Mr. Venn was remarkably cheerful and facetious in conversation, so that piety, as recommended by him, was pleasant and alluring; and the young and the careless were often struck, in his company, with admiration at this circumstance. His works were, 1. “The Perfect Contrast, or the entire opposition of Popery to the Religion of Jesus the Son of God; a sermon preached at Clapham, November 5, 1758,” 8vo. A second edition was printed in 1778. 2. “Sermons on various subjects,1759, 8vo. 3. “The Variance between real and nominal Christians considered, and the cause of it explained,” a sermon, 1759, 8vo. 4. “The Duty of a parish priest,’' a sermon preached at WakefieM, July 2, 1760, 8vo. 5.” Christ the joy of the Christian life, and death his gain,“a sermon preached at Haworth, on the death of William Grimshaw, minister of that parish, 1763, 8vo. 6.” The Complete Duty of Man, or a System of Doctrinal and Practical Christianity. Designed for the use of families,“1764, 8vo. 7.” Man a condemned sinner, and Christ the strong hold to save him,“an assize sermon, 1769, 8vo. 8.” A full and free Examination of the rev. Dr. Priestley’s Address on the Lord’s Supper, with some siricrures on the treatise itself,“1769, 8vo. 9.” A token of respect to the Memory of the rev. Mr. Whitfield,“preached at the countess of Huntingdon’s, Bath, 1770, 8vo. Jo.” Mistakes in religion exposed, in an essay on the Prophecy of Zachariah,“1774, 8vo. 11.” The Conversion of Sinners the greatest charity: a | sermon preached before the Society for promoting religions knowledge," 1779, 8vo.

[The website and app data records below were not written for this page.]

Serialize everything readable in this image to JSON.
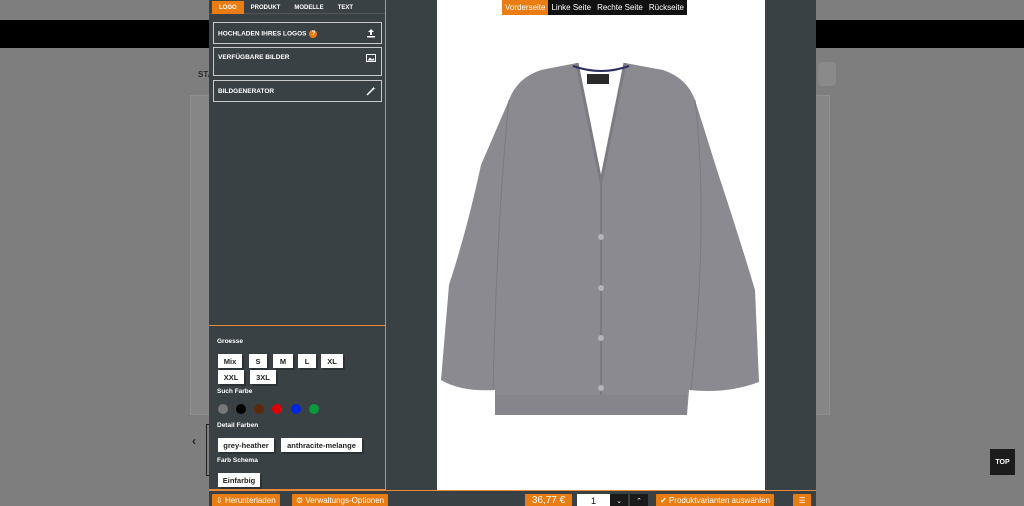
{
  "background": {
    "label": "STA",
    "top_button": "TOP"
  },
  "tabs": [
    {
      "label": "LOGO",
      "active": true
    },
    {
      "label": "PRODUKT",
      "active": false
    },
    {
      "label": "MODELLE",
      "active": false
    },
    {
      "label": "TEXT",
      "active": false
    }
  ],
  "panel_buttons": {
    "upload": "HOCHLADEN IHRES LOGOS",
    "images": "VERFÜGBARE BILDER",
    "generator": "BILDGENERATOR"
  },
  "options": {
    "size_title": "Groesse",
    "sizes": [
      "Mix",
      "S",
      "M",
      "L",
      "XL",
      "XXL",
      "3XL"
    ],
    "color_title": "Such Farbe",
    "colors": [
      "#777777",
      "#000000",
      "#5a2a0a",
      "#e00000",
      "#0026e0",
      "#0a9a3c"
    ],
    "detail_title": "Detail Farben",
    "detail_colors": [
      "grey-heather",
      "anthracite-melange"
    ],
    "scheme_title": "Farb Schema",
    "scheme": "Einfarbig"
  },
  "views": [
    {
      "label": "Vorderseite",
      "active": true
    },
    {
      "label": "Linke Seite",
      "active": false
    },
    {
      "label": "Rechte Seite",
      "active": false
    },
    {
      "label": "Rückseite",
      "active": false
    }
  ],
  "bottom": {
    "download": "Herunterladen",
    "admin": "Verwaltungs-Optionen",
    "price": "36,77 €",
    "quantity": "1",
    "variants": "Produktvarianten auswählen"
  },
  "colors": {
    "accent": "#e97d14",
    "panel": "#3a4145",
    "garment": "#8a8a90"
  }
}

His son, John, whom we have mentioned as the late rector of Clapham, was born in that parish March 9, 1759, and received the early part of his education under Mr. Shute at Leeds. He was then removed to Hippasholme school, where he was well grounded in classics by the care of Mr. Sutcliffe. He had afterwards the benefit of the rev. Joseph Milner’s instruction at the grammar-school at Hull; and of the rev. Thomas Robinson’s and the rev. William Ludlam’s, the last an eminent mathematician at Leicester. He was admitted a member of Sidney Sussex college, Cambridge, where he took the degree of A. B. in 1781. In September 1782, he was ordained deacon, as curate to his father; he entered into priest’s orders in March 1783, and two days afterwards was instituted to the living of little Dunham, in Norfolk. In Oct. 1789, he married Miss Catherine King, of Hull, who died April 15, 1803, leaving a family of seven children. In June 1792, on the death of sir James Stonehouse (predecessor in the baronetcy to the sir James Stonehouse recorded in our vol. XXVIII.) he was instituted to the rectory of Clapham. In August Is 12, he married Miss Turton, daughter of John Turton, esq. of Clapham, and resided at this place from the beginning of 1793, to the day of his death, July 1, 1813, aged fifty-four. Mr. Venn never appeared in the character of an author, nor prepared any sermons for the press; but two volumes have since been published, selected from his manuscripts, and may be considered “as a fair exhibition of his manner, sentiments, and doctrine.” They are more polished in style than his father’s, but there is a perceptible difference in their opinions on some points, the father being a more decided Calvinist. Prefixed to these sermons, is a brief account of the author, from which we have extracted the above particulars. 1

1 Gent. Mag. vol. LXVII. Sermons as above.